Find how many lines in the material hold the word "chenxiaojing", then state that number and nothing more.

⟨

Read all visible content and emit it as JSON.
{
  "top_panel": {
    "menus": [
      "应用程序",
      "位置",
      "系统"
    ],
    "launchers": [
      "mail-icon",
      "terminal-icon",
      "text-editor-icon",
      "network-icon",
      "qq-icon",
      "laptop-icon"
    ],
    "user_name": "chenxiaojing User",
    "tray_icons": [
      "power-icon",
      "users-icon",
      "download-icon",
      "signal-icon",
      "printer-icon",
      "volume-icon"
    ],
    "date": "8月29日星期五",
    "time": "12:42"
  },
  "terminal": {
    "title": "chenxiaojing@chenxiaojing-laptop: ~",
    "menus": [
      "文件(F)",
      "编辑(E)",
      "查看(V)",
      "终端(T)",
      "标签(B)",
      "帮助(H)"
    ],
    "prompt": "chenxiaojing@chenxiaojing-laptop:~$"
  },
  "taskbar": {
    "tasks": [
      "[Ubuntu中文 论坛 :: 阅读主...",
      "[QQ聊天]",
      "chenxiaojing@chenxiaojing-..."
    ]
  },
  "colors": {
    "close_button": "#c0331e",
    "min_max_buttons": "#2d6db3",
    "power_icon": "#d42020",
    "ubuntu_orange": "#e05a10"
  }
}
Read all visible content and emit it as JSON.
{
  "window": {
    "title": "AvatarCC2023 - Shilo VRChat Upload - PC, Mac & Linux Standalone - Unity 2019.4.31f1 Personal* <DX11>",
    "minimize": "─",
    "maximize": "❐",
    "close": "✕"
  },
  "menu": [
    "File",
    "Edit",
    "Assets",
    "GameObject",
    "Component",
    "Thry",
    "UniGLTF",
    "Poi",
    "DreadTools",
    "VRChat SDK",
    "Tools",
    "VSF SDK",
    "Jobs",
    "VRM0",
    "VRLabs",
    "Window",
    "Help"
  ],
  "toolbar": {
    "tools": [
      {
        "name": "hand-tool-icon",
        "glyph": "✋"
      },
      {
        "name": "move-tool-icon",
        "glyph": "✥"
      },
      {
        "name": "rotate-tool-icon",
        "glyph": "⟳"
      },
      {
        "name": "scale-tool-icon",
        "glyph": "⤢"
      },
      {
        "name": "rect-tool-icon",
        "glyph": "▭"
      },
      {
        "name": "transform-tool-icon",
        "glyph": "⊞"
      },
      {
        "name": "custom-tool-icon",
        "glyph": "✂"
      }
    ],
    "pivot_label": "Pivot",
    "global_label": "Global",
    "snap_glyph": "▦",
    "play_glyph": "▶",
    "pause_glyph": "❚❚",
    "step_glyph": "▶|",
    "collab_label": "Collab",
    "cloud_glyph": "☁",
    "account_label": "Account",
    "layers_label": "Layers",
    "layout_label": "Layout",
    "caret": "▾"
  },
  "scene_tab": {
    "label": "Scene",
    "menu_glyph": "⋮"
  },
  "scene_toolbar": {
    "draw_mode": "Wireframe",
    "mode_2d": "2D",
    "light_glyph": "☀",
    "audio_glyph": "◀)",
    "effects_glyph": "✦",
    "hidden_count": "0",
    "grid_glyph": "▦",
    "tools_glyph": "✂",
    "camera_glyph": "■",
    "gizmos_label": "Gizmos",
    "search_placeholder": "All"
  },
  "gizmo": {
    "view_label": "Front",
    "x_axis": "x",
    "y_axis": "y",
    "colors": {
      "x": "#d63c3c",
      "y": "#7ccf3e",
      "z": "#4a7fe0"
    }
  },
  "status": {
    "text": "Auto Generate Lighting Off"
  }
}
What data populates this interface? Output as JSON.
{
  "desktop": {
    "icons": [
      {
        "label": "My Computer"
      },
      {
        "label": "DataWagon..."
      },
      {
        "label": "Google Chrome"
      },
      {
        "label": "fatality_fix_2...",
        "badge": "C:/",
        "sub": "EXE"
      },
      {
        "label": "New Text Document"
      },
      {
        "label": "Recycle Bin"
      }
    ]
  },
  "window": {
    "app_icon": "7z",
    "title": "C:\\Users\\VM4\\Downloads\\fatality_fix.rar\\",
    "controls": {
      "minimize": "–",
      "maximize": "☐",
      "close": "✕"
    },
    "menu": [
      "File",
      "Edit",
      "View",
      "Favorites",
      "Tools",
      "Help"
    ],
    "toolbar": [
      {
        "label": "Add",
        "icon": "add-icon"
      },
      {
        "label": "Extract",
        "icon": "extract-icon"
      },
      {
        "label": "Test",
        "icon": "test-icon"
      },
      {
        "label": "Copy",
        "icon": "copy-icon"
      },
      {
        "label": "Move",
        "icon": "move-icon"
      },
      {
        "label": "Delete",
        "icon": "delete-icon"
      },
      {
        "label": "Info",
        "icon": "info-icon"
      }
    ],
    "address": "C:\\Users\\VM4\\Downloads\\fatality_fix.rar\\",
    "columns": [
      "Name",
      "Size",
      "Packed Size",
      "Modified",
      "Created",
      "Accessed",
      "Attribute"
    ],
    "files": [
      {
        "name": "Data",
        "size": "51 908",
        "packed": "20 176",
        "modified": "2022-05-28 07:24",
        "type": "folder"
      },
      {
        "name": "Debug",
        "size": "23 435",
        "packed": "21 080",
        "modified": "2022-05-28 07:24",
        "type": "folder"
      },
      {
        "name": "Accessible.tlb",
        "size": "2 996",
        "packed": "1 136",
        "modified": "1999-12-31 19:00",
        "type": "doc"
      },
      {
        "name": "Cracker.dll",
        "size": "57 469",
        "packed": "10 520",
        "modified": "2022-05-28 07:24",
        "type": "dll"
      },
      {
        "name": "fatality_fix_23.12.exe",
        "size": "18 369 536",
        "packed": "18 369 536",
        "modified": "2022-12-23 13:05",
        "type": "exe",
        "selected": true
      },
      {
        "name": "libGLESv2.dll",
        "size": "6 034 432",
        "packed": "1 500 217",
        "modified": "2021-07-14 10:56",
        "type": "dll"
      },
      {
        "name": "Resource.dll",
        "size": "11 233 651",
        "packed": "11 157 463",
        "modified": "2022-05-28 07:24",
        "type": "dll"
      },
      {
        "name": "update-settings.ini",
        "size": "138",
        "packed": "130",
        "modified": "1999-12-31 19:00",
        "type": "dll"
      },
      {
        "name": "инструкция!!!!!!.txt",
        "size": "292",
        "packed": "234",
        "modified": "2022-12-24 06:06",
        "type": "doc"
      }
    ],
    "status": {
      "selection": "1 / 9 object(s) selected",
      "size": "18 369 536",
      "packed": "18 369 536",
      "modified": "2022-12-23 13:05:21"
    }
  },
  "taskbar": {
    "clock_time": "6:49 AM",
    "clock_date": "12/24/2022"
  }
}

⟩

Exercise answer:
4